Task to complete:
Reproduce the entire listing exactly as written, apart from its pictures.

· · · · ·

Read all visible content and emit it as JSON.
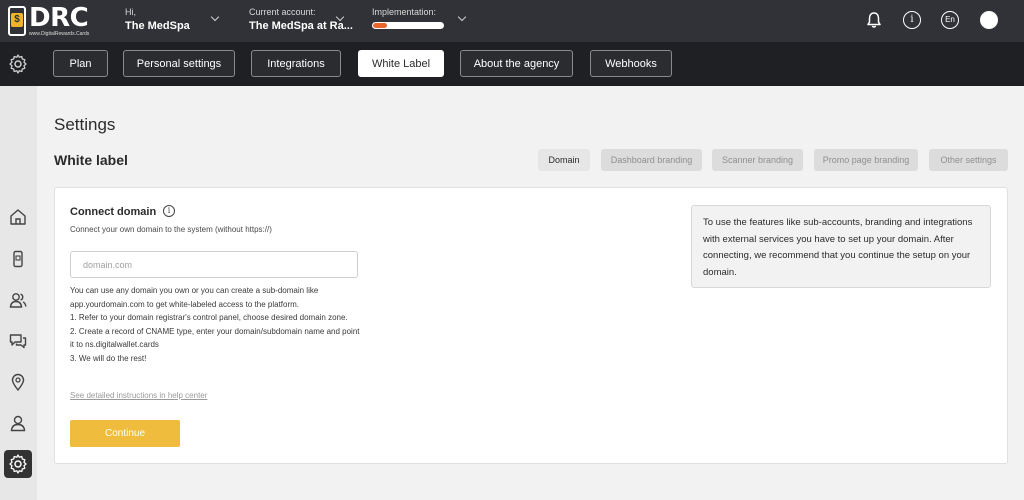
{
  "app": {
    "logo_text": "DRC",
    "logo_subtext": "www.DigitalRewards.Cards",
    "logo_icon": "phone-dollar-icon"
  },
  "topbar": {
    "greeting_label": "Hi,",
    "greeting_name": "The MedSpa",
    "account_label": "Current account:",
    "account_value": "The MedSpa at Ra...",
    "implementation_label": "Implementation:",
    "implementation_progress": 0.2,
    "implementation_color": "#e8662b",
    "language": "En",
    "icons": [
      "bell-icon",
      "info-icon",
      "language-icon",
      "avatar"
    ]
  },
  "nav": {
    "tabs": [
      {
        "label": "Plan",
        "active": false
      },
      {
        "label": "Personal settings",
        "active": false
      },
      {
        "label": "Integrations",
        "active": false
      },
      {
        "label": "White Label",
        "active": true
      },
      {
        "label": "About the agency",
        "active": false
      },
      {
        "label": "Webhooks",
        "active": false
      }
    ]
  },
  "sidebar": {
    "items": [
      "home-icon",
      "card-icon",
      "users-icon",
      "chat-icon",
      "location-icon",
      "user-icon",
      "gear-icon"
    ],
    "active": "gear-icon"
  },
  "page": {
    "title": "Settings",
    "section_title": "White label",
    "subtabs": [
      {
        "label": "Domain",
        "active": true
      },
      {
        "label": "Dashboard branding",
        "active": false
      },
      {
        "label": "Scanner branding",
        "active": false
      },
      {
        "label": "Promo page branding",
        "active": false
      },
      {
        "label": "Other settings",
        "active": false
      }
    ]
  },
  "domain_card": {
    "title": "Connect domain",
    "subtitle": "Connect your own domain to the system (without https://)",
    "input_value": "",
    "input_placeholder": "domain.com",
    "instructions": [
      "You can use any domain you own or you can create a sub-domain like app.yourdomain.com to get white-labeled access to the platform.",
      "1. Refer to your domain registrar's control panel, choose desired domain zone.",
      "2. Create a record of CNAME type, enter your domain/subdomain name and point it to ns.digitalwallet.cards",
      "3. We will do the rest!"
    ],
    "help_link": "See detailed instructions in help center",
    "continue_label": "Continue",
    "continue_color": "#efbc3e",
    "info_text": "To use the features like sub-accounts, branding and integrations with external services you have to set up your domain. After connecting, we recommend that you continue the setup on your domain."
  }
}
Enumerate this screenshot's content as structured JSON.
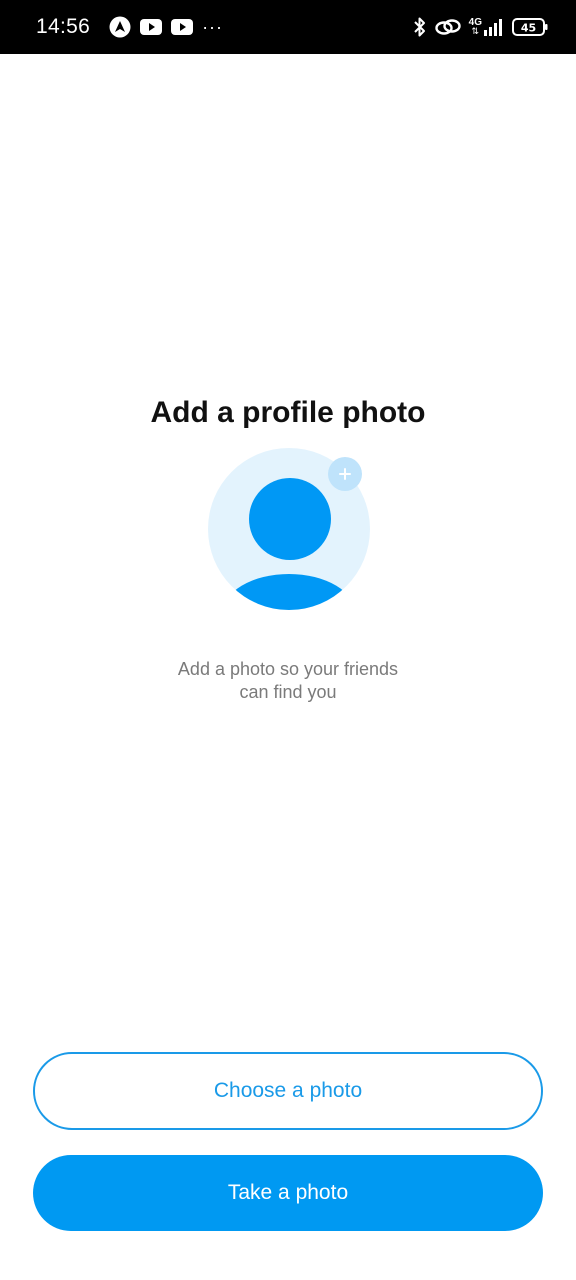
{
  "status_bar": {
    "time": "14:56",
    "network": "4G",
    "battery": "45",
    "more": "···",
    "icons": [
      "navigation-app-icon",
      "youtube-icon",
      "youtube-icon",
      "more-dots-icon",
      "bluetooth-icon",
      "link-icon",
      "signal-icon",
      "battery-icon"
    ]
  },
  "main": {
    "title": "Add a profile photo",
    "subtitle_line1": "Add a photo so your friends",
    "subtitle_line2": "can find you",
    "avatar": {
      "icons": [
        "avatar-placeholder-icon",
        "plus-icon"
      ]
    }
  },
  "actions": {
    "choose_label": "Choose a photo",
    "take_label": "Take a photo"
  },
  "colors": {
    "accent": "#0099f2",
    "avatar_bg": "#e3f3fd",
    "badge_bg": "#bfe3fb",
    "subtitle": "#7a7a7a"
  }
}
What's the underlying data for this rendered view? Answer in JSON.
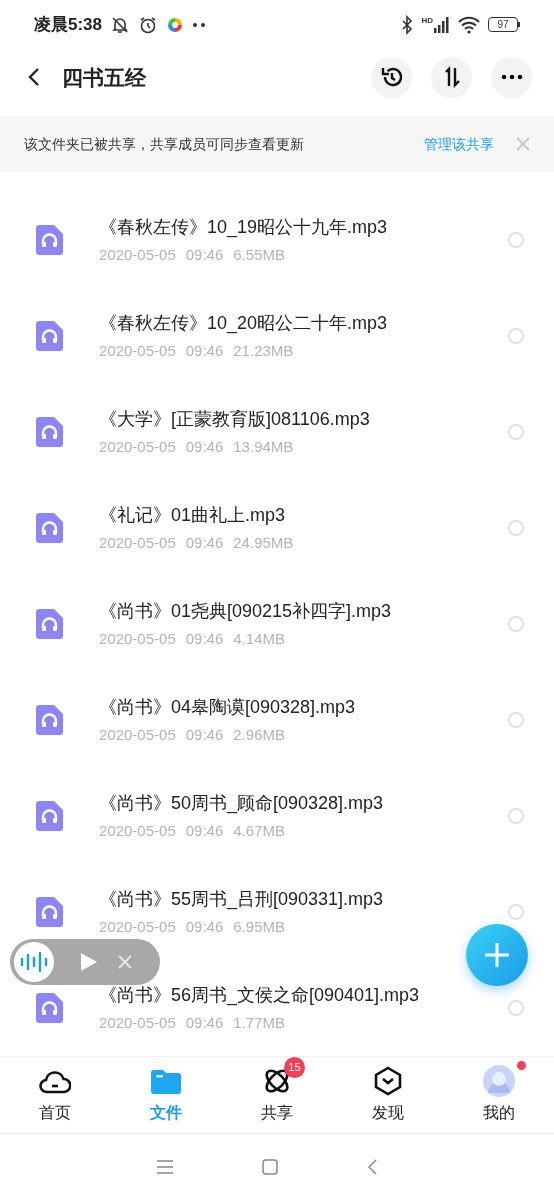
{
  "status_bar": {
    "time": "凌晨5:38",
    "network_label": "HD",
    "battery": "97"
  },
  "header": {
    "title": "四书五经"
  },
  "banner": {
    "message": "该文件夹已被共享，共享成员可同步查看更新",
    "link": "管理该共享"
  },
  "files": [
    {
      "name": "《春秋左传》10_19昭公十九年.mp3",
      "date": "2020-05-05",
      "time": "09:46",
      "size": "6.55MB",
      "selected": false
    },
    {
      "name": "《春秋左传》10_20昭公二十年.mp3",
      "date": "2020-05-05",
      "time": "09:46",
      "size": "21.23MB",
      "selected": false
    },
    {
      "name": "《大学》[正蒙教育版]081106.mp3",
      "date": "2020-05-05",
      "time": "09:46",
      "size": "13.94MB",
      "selected": false
    },
    {
      "name": "《礼记》01曲礼上.mp3",
      "date": "2020-05-05",
      "time": "09:46",
      "size": "24.95MB",
      "selected": false
    },
    {
      "name": "《尚书》01尧典[090215补四字].mp3",
      "date": "2020-05-05",
      "time": "09:46",
      "size": "4.14MB",
      "selected": false
    },
    {
      "name": "《尚书》04皋陶谟[090328].mp3",
      "date": "2020-05-05",
      "time": "09:46",
      "size": "2.96MB",
      "selected": false
    },
    {
      "name": "《尚书》50周书_顾命[090328].mp3",
      "date": "2020-05-05",
      "time": "09:46",
      "size": "4.67MB",
      "selected": false
    },
    {
      "name": "《尚书》55周书_吕刑[090331].mp3",
      "date": "2020-05-05",
      "time": "09:46",
      "size": "6.95MB",
      "selected": false
    },
    {
      "name": "《尚书》56周书_文侯之命[090401].mp3",
      "date": "2020-05-05",
      "time": "09:46",
      "size": "1.77MB",
      "selected": false
    }
  ],
  "nav": [
    {
      "kind": "home",
      "label": "首页",
      "selected": false
    },
    {
      "kind": "files",
      "label": "文件",
      "selected": true
    },
    {
      "kind": "share",
      "label": "共享",
      "selected": false,
      "badge": "15"
    },
    {
      "kind": "discover",
      "label": "发现",
      "selected": false
    },
    {
      "kind": "me",
      "label": "我的",
      "selected": false,
      "dot": true
    }
  ]
}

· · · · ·

Answer to this task:
Read all visible content and emit it as JSON.
{
  "app": {
    "logo_text": "DRC",
    "logo_subtext": "www.DigitalRewards.Cards",
    "logo_icon": "phone-dollar-icon"
  },
  "topbar": {
    "greeting_label": "Hi,",
    "greeting_name": "The MedSpa",
    "account_label": "Current account:",
    "account_value": "The MedSpa at Ra...",
    "implementation_label": "Implementation:",
    "implementation_progress": 0.2,
    "implementation_color": "#e8662b",
    "language": "En",
    "icons": [
      "bell-icon",
      "info-icon",
      "language-icon",
      "avatar"
    ]
  },
  "nav": {
    "tabs": [
      {
        "label": "Plan",
        "active": false
      },
      {
        "label": "Personal settings",
        "active": false
      },
      {
        "label": "Integrations",
        "active": false
      },
      {
        "label": "White Label",
        "active": true
      },
      {
        "label": "About the agency",
        "active": false
      },
      {
        "label": "Webhooks",
        "active": false
      }
    ]
  },
  "sidebar": {
    "items": [
      "home-icon",
      "card-icon",
      "users-icon",
      "chat-icon",
      "location-icon",
      "user-icon",
      "gear-icon"
    ],
    "active": "gear-icon"
  },
  "page": {
    "title": "Settings",
    "section_title": "White label",
    "subtabs": [
      {
        "label": "Domain",
        "active": true
      },
      {
        "label": "Dashboard branding",
        "active": false
      },
      {
        "label": "Scanner branding",
        "active": false
      },
      {
        "label": "Promo page branding",
        "active": false
      },
      {
        "label": "Other settings",
        "active": false
      }
    ]
  },
  "domain_card": {
    "title": "Connect domain",
    "subtitle": "Connect your own domain to the system (without https://)",
    "input_value": "",
    "input_placeholder": "domain.com",
    "instructions": [
      "You can use any domain you own or you can create a sub-domain like app.yourdomain.com to get white-labeled access to the platform.",
      "1. Refer to your domain registrar's control panel, choose desired domain zone.",
      "2. Create a record of CNAME type, enter your domain/subdomain name and point it to ns.digitalwallet.cards",
      "3. We will do the rest!"
    ],
    "help_link": "See detailed instructions in help center",
    "continue_label": "Continue",
    "continue_color": "#efbc3e",
    "info_text": "To use the features like sub-accounts, branding and integrations with external services you have to set up your domain. After connecting, we recommend that you continue the setup on your domain."
  }
}
Enumerate this screenshot's content as structured JSON.
{
  "status_bar": {
    "time": "14:56",
    "network": "4G",
    "battery": "45",
    "more": "···",
    "icons": [
      "navigation-app-icon",
      "youtube-icon",
      "youtube-icon",
      "more-dots-icon",
      "bluetooth-icon",
      "link-icon",
      "signal-icon",
      "battery-icon"
    ]
  },
  "main": {
    "title": "Add a profile photo",
    "subtitle_line1": "Add a photo so your friends",
    "subtitle_line2": "can find you",
    "avatar": {
      "icons": [
        "avatar-placeholder-icon",
        "plus-icon"
      ]
    }
  },
  "actions": {
    "choose_label": "Choose a photo",
    "take_label": "Take a photo"
  },
  "colors": {
    "accent": "#0099f2",
    "avatar_bg": "#e3f3fd",
    "badge_bg": "#bfe3fb",
    "subtitle": "#7a7a7a"
  }
}
What's the underlying data for this rendered view? Answer in JSON.
{
  "status_bar": {
    "time": "凌晨5:38",
    "network_label": "HD",
    "battery": "97"
  },
  "header": {
    "title": "四书五经"
  },
  "banner": {
    "message": "该文件夹已被共享，共享成员可同步查看更新",
    "link": "管理该共享"
  },
  "files": [
    {
      "name": "《春秋左传》10_19昭公十九年.mp3",
      "date": "2020-05-05",
      "time": "09:46",
      "size": "6.55MB",
      "selected": false
    },
    {
      "name": "《春秋左传》10_20昭公二十年.mp3",
      "date": "2020-05-05",
      "time": "09:46",
      "size": "21.23MB",
      "selected": false
    },
    {
      "name": "《大学》[正蒙教育版]081106.mp3",
      "date": "2020-05-05",
      "time": "09:46",
      "size": "13.94MB",
      "selected": false
    },
    {
      "name": "《礼记》01曲礼上.mp3",
      "date": "2020-05-05",
      "time": "09:46",
      "size": "24.95MB",
      "selected": false
    },
    {
      "name": "《尚书》01尧典[090215补四字].mp3",
      "date": "2020-05-05",
      "time": "09:46",
      "size": "4.14MB",
      "selected": false
    },
    {
      "name": "《尚书》04皋陶谟[090328].mp3",
      "date": "2020-05-05",
      "time": "09:46",
      "size": "2.96MB",
      "selected": false
    },
    {
      "name": "《尚书》50周书_顾命[090328].mp3",
      "date": "2020-05-05",
      "time": "09:46",
      "size": "4.67MB",
      "selected": false
    },
    {
      "name": "《尚书》55周书_吕刑[090331].mp3",
      "date": "2020-05-05",
      "time": "09:46",
      "size": "6.95MB",
      "selected": false
    },
    {
      "name": "《尚书》56周书_文侯之命[090401].mp3",
      "date": "2020-05-05",
      "time": "09:46",
      "size": "1.77MB",
      "selected": false
    }
  ],
  "nav": [
    {
      "kind": "home",
      "label": "首页",
      "selected": false
    },
    {
      "kind": "files",
      "label": "文件",
      "selected": true
    },
    {
      "kind": "share",
      "label": "共享",
      "selected": false,
      "badge": "15"
    },
    {
      "kind": "discover",
      "label": "发现",
      "selected": false
    },
    {
      "kind": "me",
      "label": "我的",
      "selected": false,
      "dot": true
    }
  ]
}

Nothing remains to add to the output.